*** Opening of RECORDS FOR THIS EXERCISE ***

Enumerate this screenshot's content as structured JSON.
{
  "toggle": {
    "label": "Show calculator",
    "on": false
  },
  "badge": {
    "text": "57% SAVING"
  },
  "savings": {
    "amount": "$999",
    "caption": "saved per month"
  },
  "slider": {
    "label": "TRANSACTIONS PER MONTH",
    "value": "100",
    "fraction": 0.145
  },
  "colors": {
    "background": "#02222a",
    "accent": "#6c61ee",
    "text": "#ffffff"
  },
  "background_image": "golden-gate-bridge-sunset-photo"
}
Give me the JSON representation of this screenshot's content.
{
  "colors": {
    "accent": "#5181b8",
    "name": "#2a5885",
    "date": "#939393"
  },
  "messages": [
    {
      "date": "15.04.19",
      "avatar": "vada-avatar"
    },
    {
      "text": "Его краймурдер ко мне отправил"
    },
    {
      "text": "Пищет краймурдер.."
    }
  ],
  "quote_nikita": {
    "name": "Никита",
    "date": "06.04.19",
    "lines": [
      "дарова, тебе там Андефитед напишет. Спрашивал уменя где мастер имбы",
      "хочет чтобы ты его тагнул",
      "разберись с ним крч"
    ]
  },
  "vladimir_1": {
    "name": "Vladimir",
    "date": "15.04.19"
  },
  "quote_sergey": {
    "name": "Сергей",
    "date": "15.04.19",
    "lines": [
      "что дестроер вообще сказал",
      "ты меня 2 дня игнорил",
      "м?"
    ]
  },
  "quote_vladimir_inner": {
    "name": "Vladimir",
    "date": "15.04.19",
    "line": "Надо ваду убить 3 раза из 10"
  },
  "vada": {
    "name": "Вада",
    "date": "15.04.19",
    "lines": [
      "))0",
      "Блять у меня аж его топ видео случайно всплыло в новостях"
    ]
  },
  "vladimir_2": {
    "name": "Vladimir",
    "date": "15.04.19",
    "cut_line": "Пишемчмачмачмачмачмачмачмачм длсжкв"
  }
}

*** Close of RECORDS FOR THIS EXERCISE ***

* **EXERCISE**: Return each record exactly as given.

* **OUTPUT FOR THIS EXERCISE**:
Enumerate this screenshot's content as structured JSON.
{
  "toggle": {
    "label": "Show calculator",
    "on": false
  },
  "badge": {
    "text": "57% SAVING"
  },
  "savings": {
    "amount": "$999",
    "caption": "saved per month"
  },
  "slider": {
    "label": "TRANSACTIONS PER MONTH",
    "value": "100",
    "fraction": 0.145
  },
  "colors": {
    "background": "#02222a",
    "accent": "#6c61ee",
    "text": "#ffffff"
  },
  "background_image": "golden-gate-bridge-sunset-photo"
}
Give me the JSON representation of this screenshot's content.
{
  "colors": {
    "accent": "#5181b8",
    "name": "#2a5885",
    "date": "#939393"
  },
  "messages": [
    {
      "date": "15.04.19",
      "avatar": "vada-avatar"
    },
    {
      "text": "Его краймурдер ко мне отправил"
    },
    {
      "text": "Пищет краймурдер.."
    }
  ],
  "quote_nikita": {
    "name": "Никита",
    "date": "06.04.19",
    "lines": [
      "дарова, тебе там Андефитед напишет. Спрашивал уменя где мастер имбы",
      "хочет чтобы ты его тагнул",
      "разберись с ним крч"
    ]
  },
  "vladimir_1": {
    "name": "Vladimir",
    "date": "15.04.19"
  },
  "quote_sergey": {
    "name": "Сергей",
    "date": "15.04.19",
    "lines": [
      "что дестроер вообще сказал",
      "ты меня 2 дня игнорил",
      "м?"
    ]
  },
  "quote_vladimir_inner": {
    "name": "Vladimir",
    "date": "15.04.19",
    "line": "Надо ваду убить 3 раза из 10"
  },
  "vada": {
    "name": "Вада",
    "date": "15.04.19",
    "lines": [
      "))0",
      "Блять у меня аж его топ видео случайно всплыло в новостях"
    ]
  },
  "vladimir_2": {
    "name": "Vladimir",
    "date": "15.04.19",
    "cut_line": "Пишемчмачмачмачмачмачмачмачм длсжкв"
  }
}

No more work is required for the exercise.